I notice more writing on the chalkboard. There is "Trail Riding", "Downhill Skiing" and "Hang-gliding". The memories are starting to conjure as I feel a tap on my shoulder ...
A man in a white coat appears behind me, and reaching over my shoulder he grabs the chalkboard away from me.
“Therapy time!” he shouts, “Do you need a push?”
“No, I’ll try to get there myself”, is my reply.
The wheelchair is an effort to turn in the confines of the pale green 1950’s style four-bed hospital room, pushing on one wheel while stopping the other. I finally make it down the one hundred foot hallway, thereby having an achievement to add to my list. As my chair enters the room I’m greeted by my therapist, who places a piece of chalk in a cuff, straps it to my lifeless hand and pushes me up to a table.
On the table lies the chalkboard, my chalkboard, with only one word written on it: “Quadriplegic”.
Everything else has been erased as a result of the car accident.

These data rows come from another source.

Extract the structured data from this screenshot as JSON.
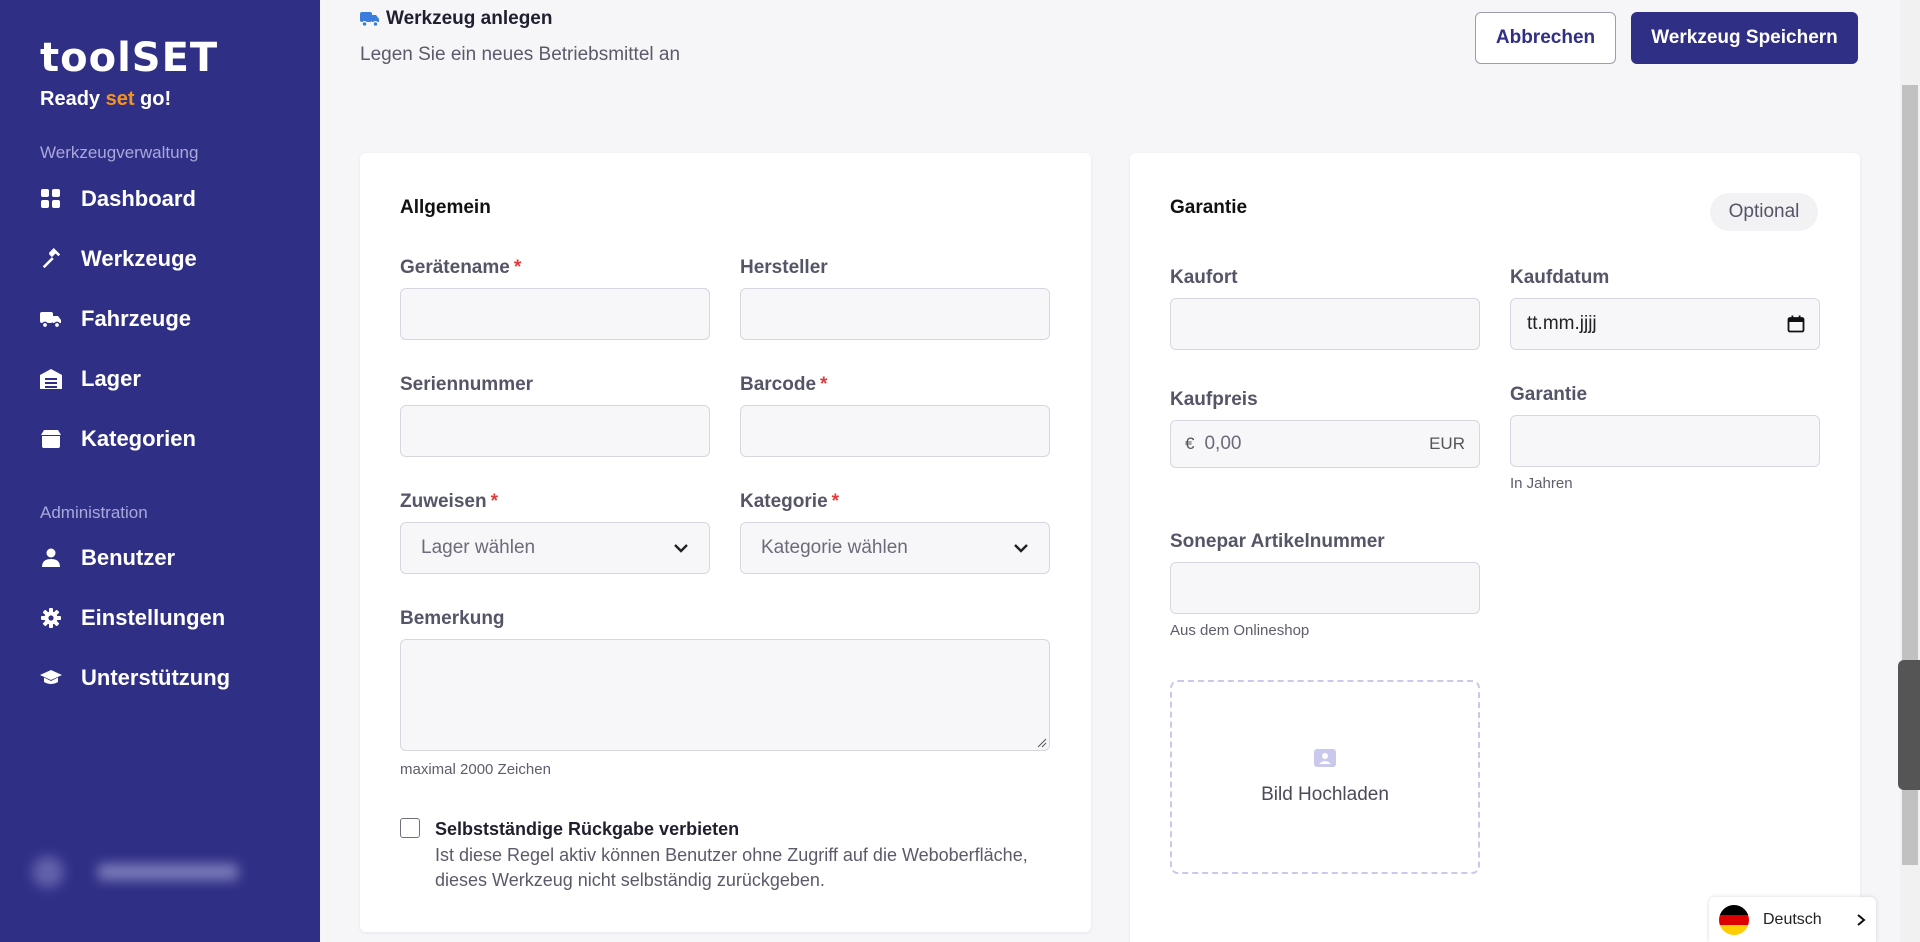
{
  "brand": {
    "logo": "toolSET",
    "tagline_a": "Ready ",
    "tagline_accent": "set",
    "tagline_b": " go!"
  },
  "sidebar": {
    "section1": "Werkzeugverwaltung",
    "items1": [
      {
        "label": "Dashboard",
        "icon": "dashboard-icon"
      },
      {
        "label": "Werkzeuge",
        "icon": "hammer-icon"
      },
      {
        "label": "Fahrzeuge",
        "icon": "truck-icon"
      },
      {
        "label": "Lager",
        "icon": "warehouse-icon"
      },
      {
        "label": "Kategorien",
        "icon": "box-icon"
      }
    ],
    "section2": "Administration",
    "items2": [
      {
        "label": "Benutzer",
        "icon": "user-icon"
      },
      {
        "label": "Einstellungen",
        "icon": "gear-icon"
      },
      {
        "label": "Unterstützung",
        "icon": "graduation-cap-icon"
      }
    ]
  },
  "header": {
    "title": "Werkzeug anlegen",
    "subtitle": "Legen Sie ein neues Betriebsmittel an",
    "cancel": "Abbrechen",
    "save": "Werkzeug Speichern"
  },
  "general": {
    "title": "Allgemein",
    "geraetename": "Gerätename",
    "hersteller": "Hersteller",
    "seriennummer": "Seriennummer",
    "barcode": "Barcode",
    "zuweisen": "Zuweisen",
    "zuweisen_value": "Lager wählen",
    "kategorie": "Kategorie",
    "kategorie_value": "Kategorie wählen",
    "required_mark": "*",
    "bemerkung": "Bemerkung",
    "bemerkung_hint": "maximal 2000 Zeichen",
    "checkbox_title": "Selbstständige Rückgabe verbieten",
    "checkbox_desc": "Ist diese Regel aktiv können Benutzer ohne Zugriff auf die Weboberfläche, dieses Werkzeug nicht selbständig zurückgeben."
  },
  "warranty": {
    "title": "Garantie",
    "badge": "Optional",
    "kaufort": "Kaufort",
    "kaufdatum": "Kaufdatum",
    "kaufdatum_value": "tt.mm.jjjj",
    "kaufpreis": "Kaufpreis",
    "currency_symbol": "€",
    "price_placeholder": "0,00",
    "currency_unit": "EUR",
    "garantie": "Garantie",
    "garantie_hint": "In Jahren",
    "sonepar": "Sonepar Artikelnummer",
    "sonepar_hint": "Aus dem Onlineshop",
    "upload": "Bild Hochladen"
  },
  "language": {
    "label": "Deutsch"
  },
  "colors": {
    "sidebar": "#302f86",
    "accent": "#f39321",
    "primary": "#302f86",
    "required": "#e03b3b"
  }
}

It’s time to start filling the chalkboard again.
If only we were allowed to write with indelible ink.